Measuring method according to IEC 61934

Since partial discharges are not a 100% reproducible event, a measuring method in connection with surge pulses was defined in the IEC 61934 standard to determine the insulation quality of winding materials by partial discharge measurements. For this purpose not only one surge pulse is evaluated, but a whole series of surge pulses with different voltages.

The IEC 61934 standard proposes to work with 10 pulses per voltage. Initially, the test voltage is continuously increased. As soon as a partial discharge occurs for the first time, this voltage level is recorded as the partial discharge inception voltage (PDIV). The test voltage is then further increased until 50% of the surge pulses produce partial discharge. This voltage is called the repeated partial discharge inception voltage (RPDIV). Now the voltage level of the surge pulses is reduced again. If partial discharges are detected in less than 50% of the surge pulses, this value is recorded as the repeated partial discharge interruption voltage (RPDEV). As soon as no more partial discharges are registered at a voltage level, the partial discharge interruption voltage is reached (PDEV) and the test is terminated.

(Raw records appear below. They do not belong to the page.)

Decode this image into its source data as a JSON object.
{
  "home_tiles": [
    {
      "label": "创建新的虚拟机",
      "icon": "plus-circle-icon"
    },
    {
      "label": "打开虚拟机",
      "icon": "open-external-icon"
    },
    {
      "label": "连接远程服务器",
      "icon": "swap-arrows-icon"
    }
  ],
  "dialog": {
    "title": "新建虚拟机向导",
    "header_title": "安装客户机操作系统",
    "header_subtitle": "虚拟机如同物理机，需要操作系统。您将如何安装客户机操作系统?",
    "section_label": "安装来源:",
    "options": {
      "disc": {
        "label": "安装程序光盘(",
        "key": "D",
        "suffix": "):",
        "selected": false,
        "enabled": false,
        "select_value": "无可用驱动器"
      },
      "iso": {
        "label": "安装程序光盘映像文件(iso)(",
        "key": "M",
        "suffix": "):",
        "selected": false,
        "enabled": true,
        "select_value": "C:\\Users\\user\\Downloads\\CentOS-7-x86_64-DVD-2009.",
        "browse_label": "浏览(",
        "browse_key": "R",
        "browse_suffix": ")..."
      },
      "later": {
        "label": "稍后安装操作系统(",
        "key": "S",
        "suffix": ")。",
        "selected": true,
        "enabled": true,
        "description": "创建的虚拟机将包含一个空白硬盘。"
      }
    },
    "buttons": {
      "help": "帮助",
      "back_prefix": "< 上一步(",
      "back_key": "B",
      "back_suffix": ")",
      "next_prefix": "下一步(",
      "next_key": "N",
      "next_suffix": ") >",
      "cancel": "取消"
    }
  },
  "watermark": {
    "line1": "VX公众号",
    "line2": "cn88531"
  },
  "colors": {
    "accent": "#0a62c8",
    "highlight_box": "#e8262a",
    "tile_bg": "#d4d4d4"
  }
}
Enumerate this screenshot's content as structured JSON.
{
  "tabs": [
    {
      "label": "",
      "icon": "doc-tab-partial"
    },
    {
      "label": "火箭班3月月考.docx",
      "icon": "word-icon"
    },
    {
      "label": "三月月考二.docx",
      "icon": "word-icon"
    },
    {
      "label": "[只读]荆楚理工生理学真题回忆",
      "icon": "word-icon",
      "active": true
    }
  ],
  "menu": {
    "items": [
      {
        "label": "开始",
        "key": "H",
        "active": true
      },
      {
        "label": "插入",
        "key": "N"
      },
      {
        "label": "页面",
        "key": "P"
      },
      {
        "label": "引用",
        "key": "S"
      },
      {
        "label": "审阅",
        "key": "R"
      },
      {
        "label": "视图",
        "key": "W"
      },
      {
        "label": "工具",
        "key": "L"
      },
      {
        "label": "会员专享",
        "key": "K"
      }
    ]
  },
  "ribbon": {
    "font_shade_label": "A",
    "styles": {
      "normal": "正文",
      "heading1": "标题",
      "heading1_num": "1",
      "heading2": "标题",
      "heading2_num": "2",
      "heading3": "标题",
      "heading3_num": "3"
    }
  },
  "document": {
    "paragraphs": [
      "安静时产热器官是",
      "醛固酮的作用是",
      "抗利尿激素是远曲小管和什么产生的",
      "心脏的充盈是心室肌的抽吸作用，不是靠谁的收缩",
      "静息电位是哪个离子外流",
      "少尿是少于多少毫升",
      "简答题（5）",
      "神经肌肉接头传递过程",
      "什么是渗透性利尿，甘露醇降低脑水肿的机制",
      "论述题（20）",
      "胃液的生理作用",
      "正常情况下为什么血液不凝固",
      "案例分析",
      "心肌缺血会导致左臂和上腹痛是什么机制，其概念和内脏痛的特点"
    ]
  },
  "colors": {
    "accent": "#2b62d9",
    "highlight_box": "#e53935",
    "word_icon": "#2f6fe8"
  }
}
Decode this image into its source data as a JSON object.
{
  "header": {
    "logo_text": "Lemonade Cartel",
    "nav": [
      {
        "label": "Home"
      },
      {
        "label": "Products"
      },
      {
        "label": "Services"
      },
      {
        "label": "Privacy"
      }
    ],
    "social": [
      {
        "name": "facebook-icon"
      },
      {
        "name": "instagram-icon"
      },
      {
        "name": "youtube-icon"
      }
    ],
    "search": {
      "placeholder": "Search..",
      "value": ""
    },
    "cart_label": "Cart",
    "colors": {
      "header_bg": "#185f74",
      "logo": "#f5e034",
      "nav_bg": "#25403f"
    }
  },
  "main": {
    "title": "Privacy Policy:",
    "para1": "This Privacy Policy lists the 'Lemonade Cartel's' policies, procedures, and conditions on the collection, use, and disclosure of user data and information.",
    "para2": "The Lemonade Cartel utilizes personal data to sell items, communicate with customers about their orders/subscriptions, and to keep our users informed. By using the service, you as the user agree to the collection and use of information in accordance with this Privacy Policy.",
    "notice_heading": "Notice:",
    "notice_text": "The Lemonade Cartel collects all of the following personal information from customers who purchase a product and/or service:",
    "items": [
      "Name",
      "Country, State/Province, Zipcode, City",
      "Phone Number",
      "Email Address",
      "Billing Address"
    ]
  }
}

With these four characteristic values the insulation of the winding is clearly qualified and can be provided with tolerances for production. Testing to IEC 61934 is particularly important for winding materials that are exposed to steep switching flanks during use, as potential early failures in production are detected that cannot be detected by other methods.